Data section =
────────────────
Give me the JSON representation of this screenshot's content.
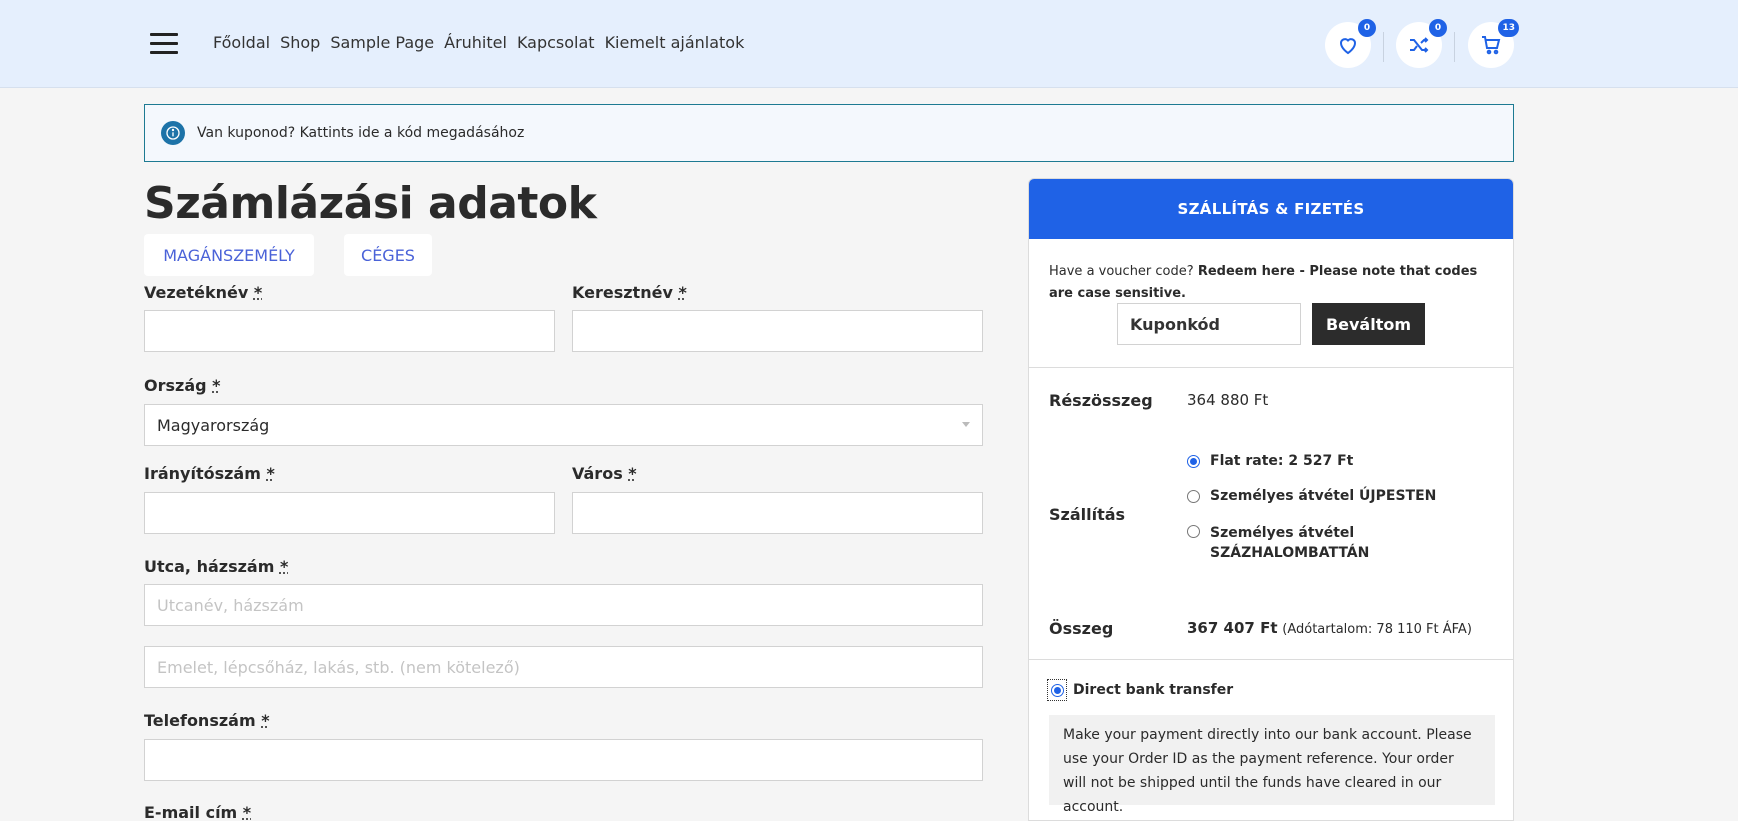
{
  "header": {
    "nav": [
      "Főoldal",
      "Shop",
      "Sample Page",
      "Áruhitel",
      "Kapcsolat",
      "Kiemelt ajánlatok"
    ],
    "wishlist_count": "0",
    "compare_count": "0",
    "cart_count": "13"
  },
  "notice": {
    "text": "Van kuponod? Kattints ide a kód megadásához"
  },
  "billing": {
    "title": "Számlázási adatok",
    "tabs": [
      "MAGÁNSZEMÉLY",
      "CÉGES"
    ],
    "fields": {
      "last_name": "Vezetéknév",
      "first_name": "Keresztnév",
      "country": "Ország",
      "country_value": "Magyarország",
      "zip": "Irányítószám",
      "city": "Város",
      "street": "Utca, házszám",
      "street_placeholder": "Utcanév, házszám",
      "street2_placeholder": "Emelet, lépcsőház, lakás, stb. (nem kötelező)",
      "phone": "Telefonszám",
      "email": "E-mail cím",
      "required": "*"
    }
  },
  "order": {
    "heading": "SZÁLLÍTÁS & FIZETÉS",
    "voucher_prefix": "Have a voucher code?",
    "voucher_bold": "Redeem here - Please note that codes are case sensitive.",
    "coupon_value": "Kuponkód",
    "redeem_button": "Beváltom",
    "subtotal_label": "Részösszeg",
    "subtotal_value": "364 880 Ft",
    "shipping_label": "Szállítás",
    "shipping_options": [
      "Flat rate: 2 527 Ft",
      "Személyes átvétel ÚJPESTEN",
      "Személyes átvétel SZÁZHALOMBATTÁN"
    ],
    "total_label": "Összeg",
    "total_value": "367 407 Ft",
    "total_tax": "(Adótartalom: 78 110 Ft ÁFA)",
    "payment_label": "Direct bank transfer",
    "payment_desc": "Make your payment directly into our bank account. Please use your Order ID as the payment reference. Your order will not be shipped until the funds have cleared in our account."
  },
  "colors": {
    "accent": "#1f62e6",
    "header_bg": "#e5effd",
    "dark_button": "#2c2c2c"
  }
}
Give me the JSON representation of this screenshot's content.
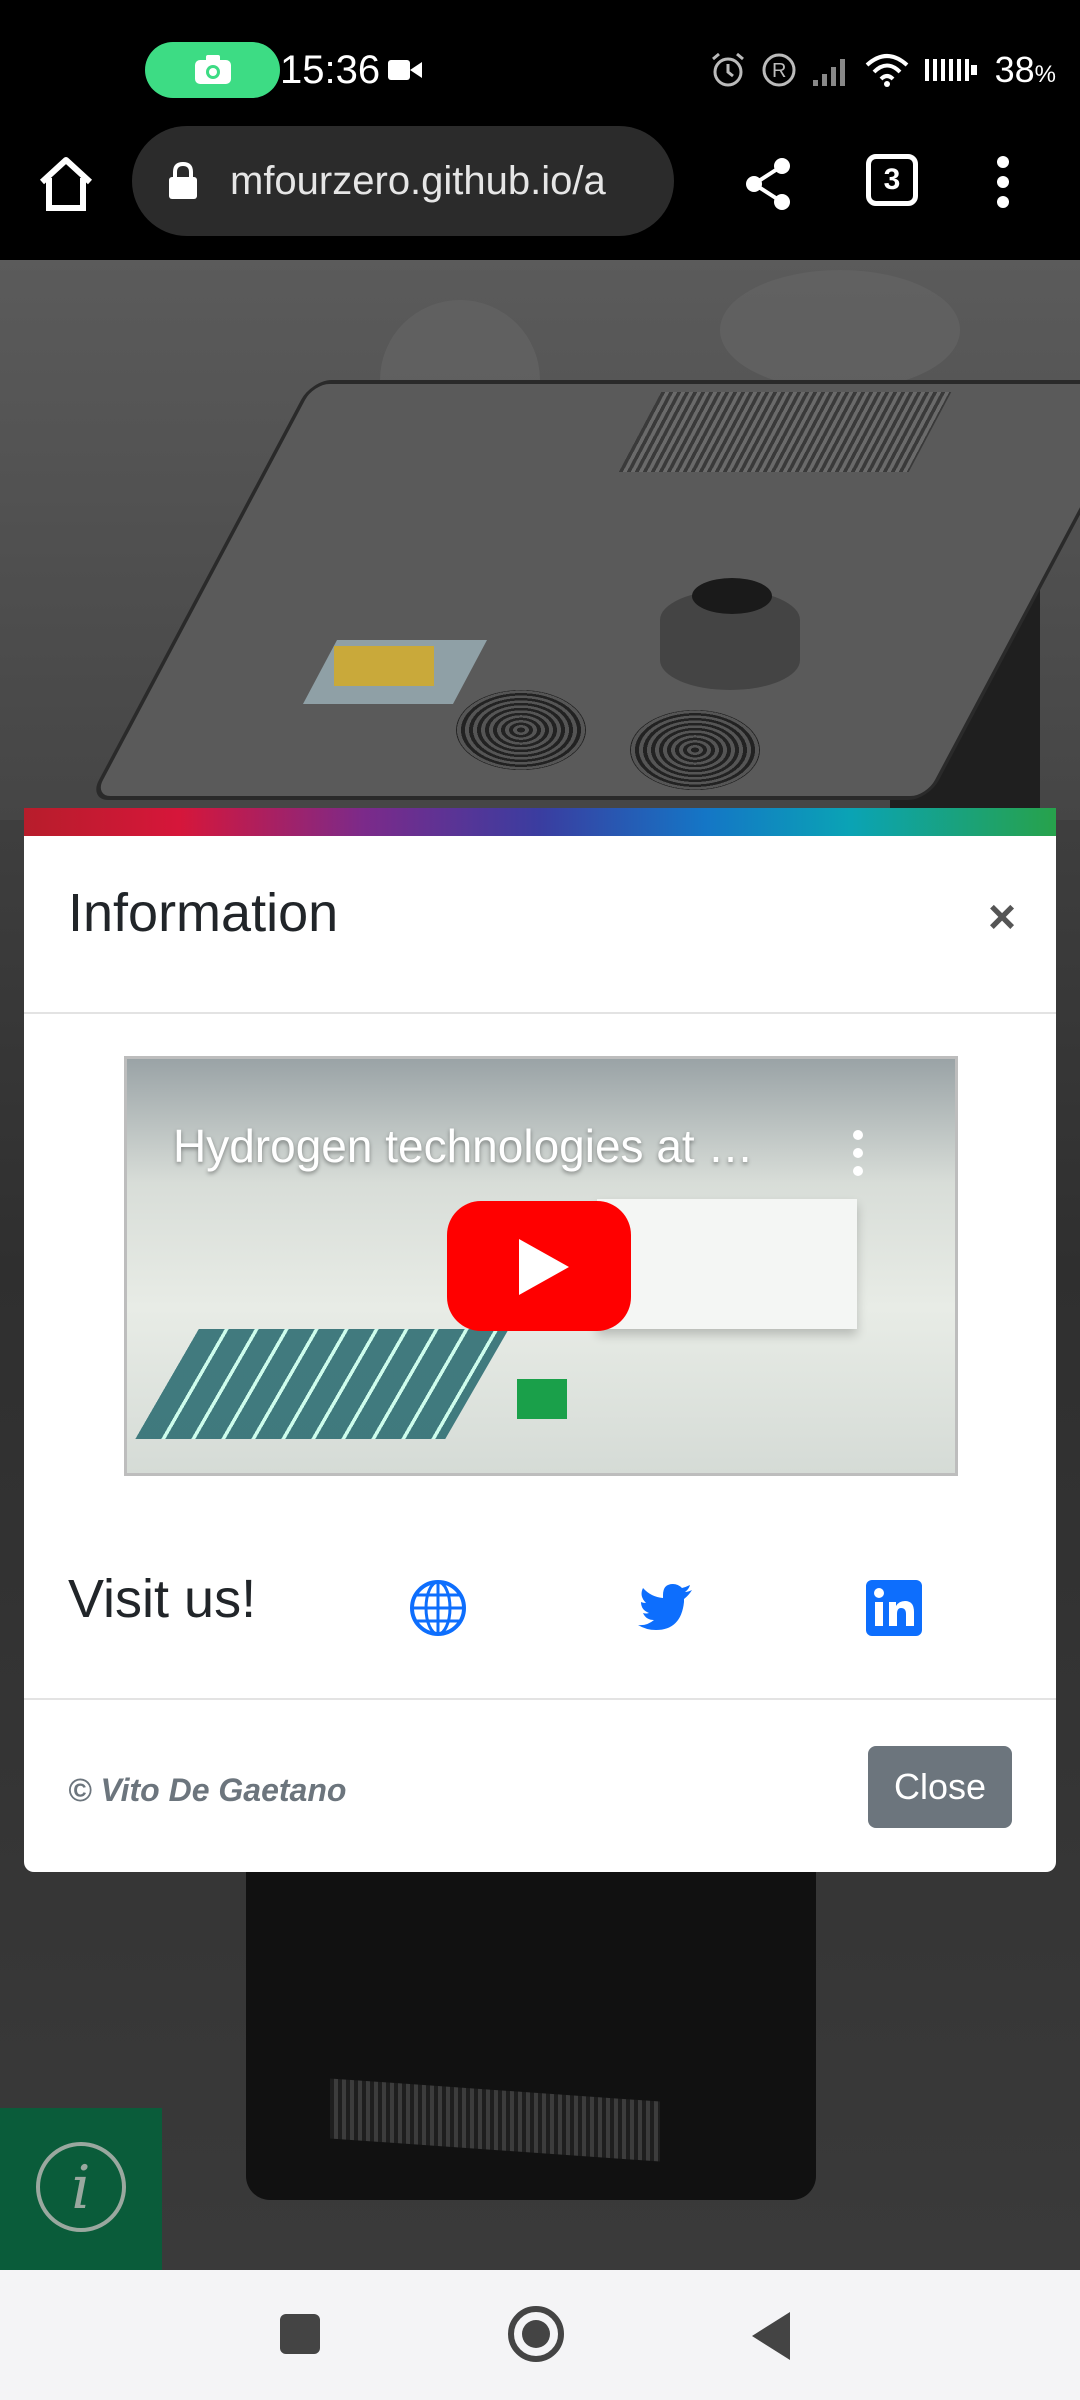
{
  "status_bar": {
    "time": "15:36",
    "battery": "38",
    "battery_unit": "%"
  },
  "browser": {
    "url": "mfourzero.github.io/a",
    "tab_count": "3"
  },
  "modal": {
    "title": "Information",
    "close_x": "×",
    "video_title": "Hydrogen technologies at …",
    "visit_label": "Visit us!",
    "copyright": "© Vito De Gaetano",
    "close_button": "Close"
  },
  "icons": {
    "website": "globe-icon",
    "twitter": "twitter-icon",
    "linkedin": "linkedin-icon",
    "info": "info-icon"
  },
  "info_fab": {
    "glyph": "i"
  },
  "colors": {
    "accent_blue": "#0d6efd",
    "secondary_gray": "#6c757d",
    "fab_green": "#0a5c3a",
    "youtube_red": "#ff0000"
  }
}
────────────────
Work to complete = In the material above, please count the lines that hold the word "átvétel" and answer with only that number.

Result = 2